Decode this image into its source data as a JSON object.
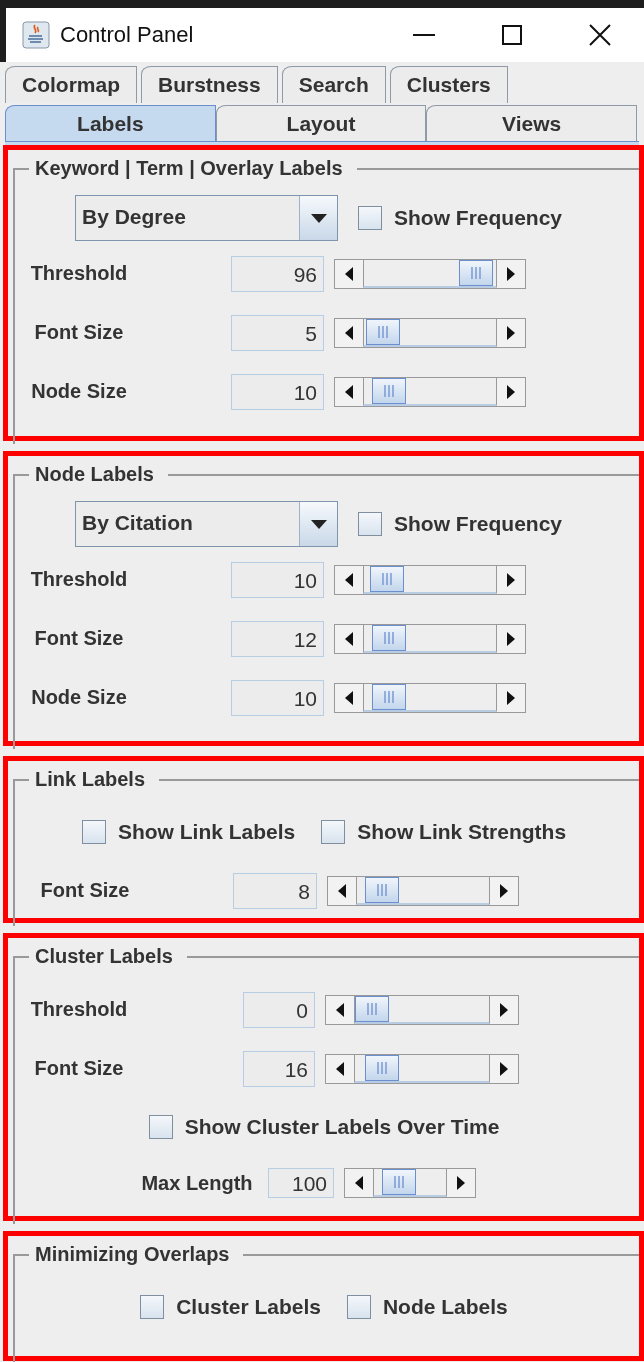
{
  "window": {
    "title": "Control Panel"
  },
  "tab_rows": [
    [
      {
        "label": "Colormap",
        "selected": false
      },
      {
        "label": "Burstness",
        "selected": false
      },
      {
        "label": "Search",
        "selected": false
      },
      {
        "label": "Clusters",
        "selected": false
      }
    ],
    [
      {
        "label": "Labels",
        "selected": true
      },
      {
        "label": "Layout",
        "selected": false
      },
      {
        "label": "Views",
        "selected": false
      }
    ]
  ],
  "sections": [
    {
      "title": "Keyword | Term | Overlay Labels",
      "items": [
        {
          "kind": "combo",
          "value": "By Degree",
          "check_label": "Show Frequency",
          "checked": false
        },
        {
          "kind": "slider",
          "label": "Threshold",
          "value": "96"
        },
        {
          "kind": "slider",
          "label": "Font Size",
          "value": "5"
        },
        {
          "kind": "slider",
          "label": "Node Size",
          "value": "10"
        }
      ]
    },
    {
      "title": "Node Labels",
      "items": [
        {
          "kind": "combo",
          "value": "By Citation",
          "check_label": "Show Frequency",
          "checked": false
        },
        {
          "kind": "slider",
          "label": "Threshold",
          "value": "10"
        },
        {
          "kind": "slider",
          "label": "Font Size",
          "value": "12"
        },
        {
          "kind": "slider",
          "label": "Node Size",
          "value": "10"
        }
      ]
    },
    {
      "title": "Link Labels",
      "items": [
        {
          "kind": "checks",
          "boxes": [
            {
              "label": "Show Link Labels",
              "checked": false
            },
            {
              "label": "Show Link Strengths",
              "checked": false
            }
          ]
        },
        {
          "kind": "slider",
          "label": "Font Size",
          "value": "8"
        }
      ]
    },
    {
      "title": "Cluster Labels",
      "items": [
        {
          "kind": "slider",
          "label": "Threshold",
          "value": "0"
        },
        {
          "kind": "slider",
          "label": "Font Size",
          "value": "16"
        },
        {
          "kind": "checks",
          "boxes": [
            {
              "label": "Show Cluster Labels Over Time",
              "checked": false
            }
          ]
        },
        {
          "kind": "compact_slider",
          "label": "Max Length",
          "value": "100"
        }
      ]
    },
    {
      "title": "Minimizing Overlaps",
      "items": [
        {
          "kind": "checks",
          "boxes": [
            {
              "label": "Cluster Labels",
              "checked": false
            },
            {
              "label": "Node Labels",
              "checked": false
            }
          ]
        }
      ]
    }
  ]
}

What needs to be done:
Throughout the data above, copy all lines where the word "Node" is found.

Solution below:
          "label": "Node Size",
      "title": "Node Labels",
          "label": "Node Size",
              "label": "Node Labels",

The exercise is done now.